“All life is worth living,” Mme. Pavageau says. “It can be beautiful, regardless of the state we are in. And change is always possible. That is the message of hope that I wish to convey. I am firmly against euthanasia because it is not physical suffering that guides the desire to die but a moment of discouragement, feeling like a burden. All those who ask to die are mostly looking for love. My life is not what it could have been but it’s my life. I had the love of my husband and my daughter Miriam, who was two years old at the time and that gave me the strength to fight. “

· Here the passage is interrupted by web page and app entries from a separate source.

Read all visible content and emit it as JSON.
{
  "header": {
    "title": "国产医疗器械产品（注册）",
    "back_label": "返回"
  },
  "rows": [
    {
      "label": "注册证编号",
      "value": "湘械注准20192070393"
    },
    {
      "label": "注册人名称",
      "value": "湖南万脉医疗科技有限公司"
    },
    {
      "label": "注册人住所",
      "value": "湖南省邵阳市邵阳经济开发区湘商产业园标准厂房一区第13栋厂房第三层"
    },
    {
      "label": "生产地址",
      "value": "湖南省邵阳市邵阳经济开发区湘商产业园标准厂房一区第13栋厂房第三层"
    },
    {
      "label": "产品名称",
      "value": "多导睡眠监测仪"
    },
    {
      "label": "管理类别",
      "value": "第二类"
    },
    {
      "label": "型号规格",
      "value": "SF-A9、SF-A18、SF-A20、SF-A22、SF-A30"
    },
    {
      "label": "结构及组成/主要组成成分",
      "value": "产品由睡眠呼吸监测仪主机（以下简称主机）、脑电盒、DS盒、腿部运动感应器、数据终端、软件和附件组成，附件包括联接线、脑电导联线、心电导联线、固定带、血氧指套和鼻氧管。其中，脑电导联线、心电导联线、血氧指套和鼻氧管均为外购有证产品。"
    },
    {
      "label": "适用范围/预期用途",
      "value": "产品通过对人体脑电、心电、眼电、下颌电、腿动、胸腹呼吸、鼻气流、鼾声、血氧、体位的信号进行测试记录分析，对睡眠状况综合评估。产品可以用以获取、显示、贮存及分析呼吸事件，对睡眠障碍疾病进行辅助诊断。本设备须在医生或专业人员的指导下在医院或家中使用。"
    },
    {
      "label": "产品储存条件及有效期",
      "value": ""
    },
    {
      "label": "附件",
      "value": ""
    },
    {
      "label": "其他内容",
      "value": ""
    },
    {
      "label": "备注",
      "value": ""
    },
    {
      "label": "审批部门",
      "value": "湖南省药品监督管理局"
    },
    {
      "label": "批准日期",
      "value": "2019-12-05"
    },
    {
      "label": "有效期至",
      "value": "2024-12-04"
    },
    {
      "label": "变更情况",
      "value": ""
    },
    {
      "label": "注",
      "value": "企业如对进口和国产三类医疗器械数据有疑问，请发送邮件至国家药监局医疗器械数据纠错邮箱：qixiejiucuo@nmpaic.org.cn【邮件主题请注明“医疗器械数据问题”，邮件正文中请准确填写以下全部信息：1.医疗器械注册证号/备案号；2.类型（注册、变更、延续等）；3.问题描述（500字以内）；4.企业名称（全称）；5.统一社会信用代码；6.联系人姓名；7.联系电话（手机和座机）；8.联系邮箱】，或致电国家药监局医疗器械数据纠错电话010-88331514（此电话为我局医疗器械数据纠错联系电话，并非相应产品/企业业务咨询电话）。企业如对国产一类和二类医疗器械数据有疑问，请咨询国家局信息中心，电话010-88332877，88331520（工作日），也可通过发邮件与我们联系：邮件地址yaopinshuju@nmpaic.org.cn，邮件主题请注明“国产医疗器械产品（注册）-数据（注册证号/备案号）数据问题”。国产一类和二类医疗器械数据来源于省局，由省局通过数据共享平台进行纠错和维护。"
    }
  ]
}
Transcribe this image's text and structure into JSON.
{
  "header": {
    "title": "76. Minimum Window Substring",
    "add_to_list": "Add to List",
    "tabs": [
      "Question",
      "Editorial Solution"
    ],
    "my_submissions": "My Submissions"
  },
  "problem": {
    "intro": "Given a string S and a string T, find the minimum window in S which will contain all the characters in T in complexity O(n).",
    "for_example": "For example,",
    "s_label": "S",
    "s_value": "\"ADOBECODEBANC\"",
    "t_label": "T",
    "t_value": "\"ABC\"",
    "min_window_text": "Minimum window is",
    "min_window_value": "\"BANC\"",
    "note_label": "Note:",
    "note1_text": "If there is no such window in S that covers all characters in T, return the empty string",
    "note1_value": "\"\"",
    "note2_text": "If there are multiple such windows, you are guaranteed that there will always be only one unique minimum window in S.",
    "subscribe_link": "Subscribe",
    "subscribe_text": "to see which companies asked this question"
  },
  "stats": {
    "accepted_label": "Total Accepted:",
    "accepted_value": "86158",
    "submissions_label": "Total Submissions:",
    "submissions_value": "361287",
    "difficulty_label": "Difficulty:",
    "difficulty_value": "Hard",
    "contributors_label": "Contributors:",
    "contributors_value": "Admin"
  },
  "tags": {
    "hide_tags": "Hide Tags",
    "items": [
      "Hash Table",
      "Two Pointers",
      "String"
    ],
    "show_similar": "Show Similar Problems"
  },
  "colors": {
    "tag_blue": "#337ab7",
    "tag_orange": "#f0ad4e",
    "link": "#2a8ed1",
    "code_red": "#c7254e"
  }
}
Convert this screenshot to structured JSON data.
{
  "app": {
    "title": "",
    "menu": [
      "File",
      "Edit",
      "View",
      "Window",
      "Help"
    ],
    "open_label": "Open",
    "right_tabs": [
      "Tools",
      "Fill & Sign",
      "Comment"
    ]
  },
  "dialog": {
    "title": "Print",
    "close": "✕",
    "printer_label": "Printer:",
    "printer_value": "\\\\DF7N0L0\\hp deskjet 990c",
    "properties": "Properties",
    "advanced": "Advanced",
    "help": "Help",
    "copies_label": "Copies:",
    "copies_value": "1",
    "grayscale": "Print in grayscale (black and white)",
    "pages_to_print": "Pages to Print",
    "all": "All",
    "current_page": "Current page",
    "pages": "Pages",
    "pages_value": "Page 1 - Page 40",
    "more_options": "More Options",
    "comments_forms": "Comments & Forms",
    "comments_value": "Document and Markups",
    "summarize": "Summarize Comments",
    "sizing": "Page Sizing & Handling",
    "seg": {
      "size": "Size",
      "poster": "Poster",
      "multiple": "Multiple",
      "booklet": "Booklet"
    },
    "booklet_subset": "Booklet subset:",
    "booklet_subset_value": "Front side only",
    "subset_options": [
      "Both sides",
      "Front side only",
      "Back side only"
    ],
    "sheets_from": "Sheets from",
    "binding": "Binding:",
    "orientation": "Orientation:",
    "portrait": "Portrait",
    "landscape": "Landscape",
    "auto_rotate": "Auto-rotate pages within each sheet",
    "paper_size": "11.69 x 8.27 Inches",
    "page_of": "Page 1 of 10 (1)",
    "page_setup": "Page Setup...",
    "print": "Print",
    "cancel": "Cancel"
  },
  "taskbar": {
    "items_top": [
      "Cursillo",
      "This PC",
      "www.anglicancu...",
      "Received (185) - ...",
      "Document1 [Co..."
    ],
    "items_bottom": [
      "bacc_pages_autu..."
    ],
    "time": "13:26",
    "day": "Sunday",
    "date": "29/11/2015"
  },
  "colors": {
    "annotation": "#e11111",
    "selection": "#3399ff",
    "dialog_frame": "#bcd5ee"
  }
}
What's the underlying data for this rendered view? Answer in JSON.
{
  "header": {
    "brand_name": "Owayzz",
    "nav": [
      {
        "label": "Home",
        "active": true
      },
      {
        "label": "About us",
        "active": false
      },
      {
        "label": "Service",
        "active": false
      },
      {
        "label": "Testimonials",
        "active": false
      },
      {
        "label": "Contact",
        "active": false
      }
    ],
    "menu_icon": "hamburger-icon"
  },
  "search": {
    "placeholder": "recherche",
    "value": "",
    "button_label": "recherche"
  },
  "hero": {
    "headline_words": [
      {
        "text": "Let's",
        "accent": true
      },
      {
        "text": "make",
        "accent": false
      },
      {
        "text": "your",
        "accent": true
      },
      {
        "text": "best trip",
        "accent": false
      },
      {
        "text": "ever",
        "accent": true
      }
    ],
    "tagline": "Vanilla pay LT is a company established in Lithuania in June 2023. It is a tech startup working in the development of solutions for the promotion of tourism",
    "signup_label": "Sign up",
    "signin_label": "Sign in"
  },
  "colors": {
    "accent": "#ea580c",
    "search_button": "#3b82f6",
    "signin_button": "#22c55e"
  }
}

Two years ago, Mme. Pavageau wrote an article in which she strongly criticised discussion of euthanasia in the media as being harmful in itself to sufferers, who may sometimes be feeling discouraged, and are not helped by what she called hypocritical suggestions that death was a loving answer to their problems.

A spokesman for the ProLife Alliance said that the Prolife Alliance has pointed out in the past that it is not simply that it would harm vulnerable people in the future if euthanasia were legalised here. Harm is already being done by the constant drip drip of untruthful implication that uncontrollable pain and indignity are inevitable, and that handicapped and chronically ill people would be better off dead. While palliative care has improved enormously over the last thirty years, and is continuing to do so, people have needlessly become more frightened rather than less.

We applaud those like Mme. Pavageau and her family who take a more optimistic view of life.